It’s no surprise that Jota has thrived at both Wolves and Liverpool, two teams whose offensive game plans are largely predicated upon attacking transitions. He has a tendency to drive through midfield with and without the ball, only releasing the ball once an opponent commits to tackling him. As a result of these quick combinations, he can create space for his teammates in the final third and force opponents to resort to fouling him in order to stop the counter.




Throughout his young career, Jota has gained recognition for his consistently improving efficiency in front of goal. As a teenager, he netted 14 goals and 10 assists in 35 appearances for Paços de Ferreira, earning a €7.2 million move to Atlético Madrid. Jota immediately headed to Porto on loan, where he would provide 9 goals and 7 assists in 38 appearances. He finally departed Portugal in 2017, reuniting with former Porto manager Nuno Espírito Santo at Molineux Stadium.

He continued his impressive form in the top flight, playing both on the left flank of a 3-4-3 whilst also impressing as a second striker in a 3-5-2, playing off the shoulder of Raúl Jiménez. After providing 10 goals and 7 assists in 37 appearances during the 2018/19 season, he mustered 16 goals and 6 assists in 48 appearances the following campaign, although the majority of those goals came in the Europa League.


At 23 years of age, Jota is currently on course for the best goalscoring season of his entire career, with 7 goals in his first 10 appearances, averaging a goal every 71 minutes. Whilst he is nominally a right-footed player, Jota is comfortably using either foot to finish, which provides him with more angles to shoot from and makes him an unpredictable finisher that can threaten from every angle.

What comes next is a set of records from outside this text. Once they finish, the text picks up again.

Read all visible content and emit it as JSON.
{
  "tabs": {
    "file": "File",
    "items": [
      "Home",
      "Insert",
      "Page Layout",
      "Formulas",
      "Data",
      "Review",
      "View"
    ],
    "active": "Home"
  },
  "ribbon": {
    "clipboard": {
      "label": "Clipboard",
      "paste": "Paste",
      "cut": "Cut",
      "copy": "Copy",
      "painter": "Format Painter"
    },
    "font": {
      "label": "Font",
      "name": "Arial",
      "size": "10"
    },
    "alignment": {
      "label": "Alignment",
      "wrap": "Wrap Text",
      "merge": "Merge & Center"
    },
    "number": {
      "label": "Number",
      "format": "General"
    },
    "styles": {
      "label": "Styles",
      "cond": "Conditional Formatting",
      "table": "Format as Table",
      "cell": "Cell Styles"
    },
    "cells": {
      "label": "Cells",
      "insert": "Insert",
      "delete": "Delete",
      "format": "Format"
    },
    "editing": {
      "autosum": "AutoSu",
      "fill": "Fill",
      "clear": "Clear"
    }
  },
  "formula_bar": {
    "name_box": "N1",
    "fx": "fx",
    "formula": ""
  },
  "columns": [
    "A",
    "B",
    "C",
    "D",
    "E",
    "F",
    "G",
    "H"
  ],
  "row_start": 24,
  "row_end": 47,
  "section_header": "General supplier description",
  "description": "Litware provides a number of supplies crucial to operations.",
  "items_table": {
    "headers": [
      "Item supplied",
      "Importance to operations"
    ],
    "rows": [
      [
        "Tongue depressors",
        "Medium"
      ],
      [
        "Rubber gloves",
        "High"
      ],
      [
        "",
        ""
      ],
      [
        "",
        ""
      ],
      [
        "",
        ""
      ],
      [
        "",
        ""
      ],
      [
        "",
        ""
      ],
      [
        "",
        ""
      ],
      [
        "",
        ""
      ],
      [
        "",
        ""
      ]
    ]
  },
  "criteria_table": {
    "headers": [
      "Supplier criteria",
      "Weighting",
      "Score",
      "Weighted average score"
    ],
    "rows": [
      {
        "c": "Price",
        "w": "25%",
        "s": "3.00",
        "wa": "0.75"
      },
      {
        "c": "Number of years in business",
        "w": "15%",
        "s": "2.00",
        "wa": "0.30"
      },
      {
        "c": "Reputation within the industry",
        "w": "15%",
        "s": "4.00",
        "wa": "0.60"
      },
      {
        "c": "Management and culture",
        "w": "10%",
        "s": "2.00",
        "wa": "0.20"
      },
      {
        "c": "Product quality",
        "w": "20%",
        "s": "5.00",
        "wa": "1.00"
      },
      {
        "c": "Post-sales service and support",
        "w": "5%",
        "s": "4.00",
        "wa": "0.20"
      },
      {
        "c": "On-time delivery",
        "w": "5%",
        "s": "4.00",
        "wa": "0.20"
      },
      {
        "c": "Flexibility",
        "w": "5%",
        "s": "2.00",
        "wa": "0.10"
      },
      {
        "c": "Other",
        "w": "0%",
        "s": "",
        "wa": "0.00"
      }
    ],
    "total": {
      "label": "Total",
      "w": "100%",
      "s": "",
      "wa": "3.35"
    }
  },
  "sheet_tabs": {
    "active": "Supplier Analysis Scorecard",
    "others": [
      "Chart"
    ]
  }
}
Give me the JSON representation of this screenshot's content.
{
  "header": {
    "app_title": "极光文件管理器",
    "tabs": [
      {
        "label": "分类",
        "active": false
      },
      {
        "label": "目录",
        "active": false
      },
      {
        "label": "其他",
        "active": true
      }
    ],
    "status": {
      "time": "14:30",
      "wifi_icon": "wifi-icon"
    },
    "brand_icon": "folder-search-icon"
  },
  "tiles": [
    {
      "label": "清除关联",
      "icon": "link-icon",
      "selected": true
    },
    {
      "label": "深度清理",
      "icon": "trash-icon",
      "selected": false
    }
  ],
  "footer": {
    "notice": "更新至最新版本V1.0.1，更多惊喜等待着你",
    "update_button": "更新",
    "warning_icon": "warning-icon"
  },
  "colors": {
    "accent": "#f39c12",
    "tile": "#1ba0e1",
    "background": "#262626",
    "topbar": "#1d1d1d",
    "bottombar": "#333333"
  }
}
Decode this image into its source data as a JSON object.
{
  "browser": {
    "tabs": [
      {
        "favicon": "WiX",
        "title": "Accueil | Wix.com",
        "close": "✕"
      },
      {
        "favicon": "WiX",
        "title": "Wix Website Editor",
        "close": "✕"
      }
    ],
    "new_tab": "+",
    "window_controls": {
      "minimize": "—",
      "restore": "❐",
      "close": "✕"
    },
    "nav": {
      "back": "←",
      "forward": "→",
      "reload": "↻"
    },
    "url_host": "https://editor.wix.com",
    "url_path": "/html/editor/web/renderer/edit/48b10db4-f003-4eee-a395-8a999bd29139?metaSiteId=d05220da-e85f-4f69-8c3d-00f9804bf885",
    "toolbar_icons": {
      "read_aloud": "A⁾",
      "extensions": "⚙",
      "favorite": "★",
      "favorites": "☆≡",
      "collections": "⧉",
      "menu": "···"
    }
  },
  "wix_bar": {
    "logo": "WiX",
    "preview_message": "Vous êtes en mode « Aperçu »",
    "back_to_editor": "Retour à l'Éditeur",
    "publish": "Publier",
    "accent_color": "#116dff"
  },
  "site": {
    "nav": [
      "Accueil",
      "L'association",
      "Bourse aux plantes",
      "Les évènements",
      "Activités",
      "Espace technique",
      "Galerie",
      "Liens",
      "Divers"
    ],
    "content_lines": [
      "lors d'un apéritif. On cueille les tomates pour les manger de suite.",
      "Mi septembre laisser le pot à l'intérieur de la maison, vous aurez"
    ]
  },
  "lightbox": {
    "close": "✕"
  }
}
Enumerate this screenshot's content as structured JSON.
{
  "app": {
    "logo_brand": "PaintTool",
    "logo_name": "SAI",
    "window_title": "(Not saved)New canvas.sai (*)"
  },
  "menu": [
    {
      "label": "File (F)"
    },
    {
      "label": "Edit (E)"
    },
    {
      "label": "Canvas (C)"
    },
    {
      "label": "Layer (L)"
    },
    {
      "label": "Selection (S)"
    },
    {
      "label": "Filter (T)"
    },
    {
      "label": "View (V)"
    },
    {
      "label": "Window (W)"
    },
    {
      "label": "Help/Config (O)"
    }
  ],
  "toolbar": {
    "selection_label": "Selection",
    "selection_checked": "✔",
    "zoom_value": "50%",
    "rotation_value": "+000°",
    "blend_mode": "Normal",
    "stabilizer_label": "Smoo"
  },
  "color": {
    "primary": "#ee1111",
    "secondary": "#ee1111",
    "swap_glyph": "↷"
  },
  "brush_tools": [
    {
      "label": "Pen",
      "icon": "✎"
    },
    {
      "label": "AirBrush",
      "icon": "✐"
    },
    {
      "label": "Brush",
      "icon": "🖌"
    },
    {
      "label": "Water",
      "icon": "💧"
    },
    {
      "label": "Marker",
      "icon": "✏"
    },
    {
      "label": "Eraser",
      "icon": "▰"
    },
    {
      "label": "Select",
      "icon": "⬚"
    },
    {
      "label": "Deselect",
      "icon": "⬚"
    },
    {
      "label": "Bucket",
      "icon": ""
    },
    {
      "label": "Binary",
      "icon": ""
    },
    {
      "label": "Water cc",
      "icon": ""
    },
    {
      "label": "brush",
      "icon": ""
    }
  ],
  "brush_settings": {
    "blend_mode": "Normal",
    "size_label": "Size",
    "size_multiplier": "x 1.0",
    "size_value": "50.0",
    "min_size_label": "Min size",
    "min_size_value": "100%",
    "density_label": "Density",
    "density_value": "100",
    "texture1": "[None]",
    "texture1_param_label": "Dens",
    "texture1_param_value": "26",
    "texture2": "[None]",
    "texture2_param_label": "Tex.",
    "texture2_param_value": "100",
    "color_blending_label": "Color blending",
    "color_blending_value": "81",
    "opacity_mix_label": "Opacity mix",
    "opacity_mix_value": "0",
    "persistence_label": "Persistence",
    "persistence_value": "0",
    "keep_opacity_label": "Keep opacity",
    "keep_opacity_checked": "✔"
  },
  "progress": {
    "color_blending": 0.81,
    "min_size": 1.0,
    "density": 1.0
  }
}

The vast majority of his shots come from inside the box, as he tends to pick efficient scoring positions before attempting a shot.


By analyzing a few of Jota’s goals for Wolves, Portugal, and Liverpool, we can extrapolate a few patterns behind what makes him such a dangerous threat in front of goal, the most important one being his blind-side movement to run into space, predict the trajectory of the pass before it is even played, and arrive into a prime goalscoring position.



All in all, this transfer will likely go down as a win-win for all parties. Diogo Jota enjoyed a fruitful three-year spell at the West Midlands club, but with the emergence of Pedro Neto and Daniel Podence, he descended Nuno’s pecking order in his final months at Molineux, starting just three of Wolves’s final eight matches. Indeed, he did not play a single minute in Wolves’s opening match of the 2020/21 season, and with the arrivals of Fábio Silva and Vitinha from Porto, it’s likely that his playing time would have suffered even more had he stayed.


Whilst the Wolves leadership will be certainly happy to have received a fee of £41 million for a player who was clearly lacking in form during the time of his departure, Liverpool will be pleased to stretch the payment across the length of his contract — Wolves will receive less than £4.5 million of the fee over the next 12 months, per The Athletic.


Jota has enjoyed a near perfect start to his Liverpool career, and whether he ends up breaking into the starting line-up or continuing to be a reliable performer off the bench, he is well on his way to earning a spot in Fernando Santos’s Portugal squad for next summer’s Euros. Despite Van Dijk’s season-ending injury, Liverpool find themselves atop the Premier League, and if they are to repeat their domestic triumph from last season, Jota will have a leading role to play behind their success.


By: Artyom Osipov

Featured Image: @GabFoligno